With these words and with the sign of a cross of ashes imposed on our foreheads, we begin our annual Lenten journey. Those ashes, made from the palm branches we waved as we sang hosannas in celebration of Christ's Triumphal Entry last Palm Sunday, are a sign of the tentativeness of our praises and the shortness of our lives in the grand scheme of things. They mark the beginning of a season of reflection upon the impact we will leave in a universe that can and will go on without us.
Anglican priest and physicist John Polkinghorne expanded my own thinking about those ashes and our place in this universe in his book Quarks, Chaos, and Christianity. He writes, "Every atom of carbon inside our bodies was once a star. We are all made from the ashes of dead stars." Then, he goes on to explain how special our universe is. "Only a cosmos at least as big as ours could endure for the fifteen billion years necessary for evolving carbon-based life. You need ten billion years for the first-generation stars to make the carbon, then about five billion years for evolution to yield beings of our sort of complexity."
Woven into the complexity of our life is the "invincible divine purpose for good" and "the faithfulness of God who will not allow anything good to be lost." The death and resurrection of Christ bear witness to that truth and constitute the "seed event" of the new creation. From that "seed" springs forth fruit in the lives of those who follow him.
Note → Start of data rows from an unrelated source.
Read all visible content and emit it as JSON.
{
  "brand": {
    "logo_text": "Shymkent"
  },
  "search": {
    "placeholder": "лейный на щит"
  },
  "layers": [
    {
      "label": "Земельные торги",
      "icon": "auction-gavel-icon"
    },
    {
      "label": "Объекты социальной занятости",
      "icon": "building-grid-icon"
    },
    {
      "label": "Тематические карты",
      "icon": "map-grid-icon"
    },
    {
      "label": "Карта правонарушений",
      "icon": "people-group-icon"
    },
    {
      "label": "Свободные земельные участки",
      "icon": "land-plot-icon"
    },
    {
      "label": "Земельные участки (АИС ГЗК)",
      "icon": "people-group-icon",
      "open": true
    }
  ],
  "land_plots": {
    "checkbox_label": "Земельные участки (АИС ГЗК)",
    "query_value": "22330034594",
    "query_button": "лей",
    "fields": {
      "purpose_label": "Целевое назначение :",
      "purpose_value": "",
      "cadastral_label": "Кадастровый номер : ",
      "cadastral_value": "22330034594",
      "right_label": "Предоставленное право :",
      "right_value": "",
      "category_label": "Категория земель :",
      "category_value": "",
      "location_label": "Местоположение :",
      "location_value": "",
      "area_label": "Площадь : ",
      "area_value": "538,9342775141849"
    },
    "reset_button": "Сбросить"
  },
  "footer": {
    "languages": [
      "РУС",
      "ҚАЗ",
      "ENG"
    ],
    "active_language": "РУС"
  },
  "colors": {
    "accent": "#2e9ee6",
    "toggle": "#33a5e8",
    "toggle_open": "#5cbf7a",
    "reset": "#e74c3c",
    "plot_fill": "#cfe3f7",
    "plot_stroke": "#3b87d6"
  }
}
So, when you receive those ashes, marked on your forehead in the sign of the cross of Christ, receive with them the invitation to examine your life, seek what is good, and discard whatever interferes with the fruitfulness and goodness you may contribute during your brief sojourn. Many people resolve to practice a Lenten discipline beginning on Ash Wednesday. Some give up something through the practice of fasting. Others take on something, such as additional daily prayers, Bible study, more frequent attendance at corporate worship.
If you are considering a Lenten discipline, perhaps these words of wisdom from the early Christian mystic St. John Chrysostom will be helpful to you: "No act of virtue can be great if it is not followed by advantage for others. So, no matter how much time you spend fasting, no matter how much you sleep on a hard floor and eat ashes and sigh continually, if you do no good to others, you do nothing great." Pope Francis echoes those words in his Lenten message when he writes, "Indifference to our neighbor and to God also represents a real temptation for us Christians. Each year during Lent we need to hear once more the voice of the prophets who cry out and trouble our conscience."
So, whatever you give up or take on, let's ask ourselves if the practice will benefit others in some way and if it will help liberate us from indifference to our neighbors, especially those in need.
I invite you, therefore, in the name of the Church, to the observance of a holy Lent, by self-examination and repentance; by prayer, fasting, and self-denial; and by reading and meditating on God's holy Word. (BCP)
I'll see you in Church!
The Very Reverend Ronald D. Pogue
Saint John’s Cathedral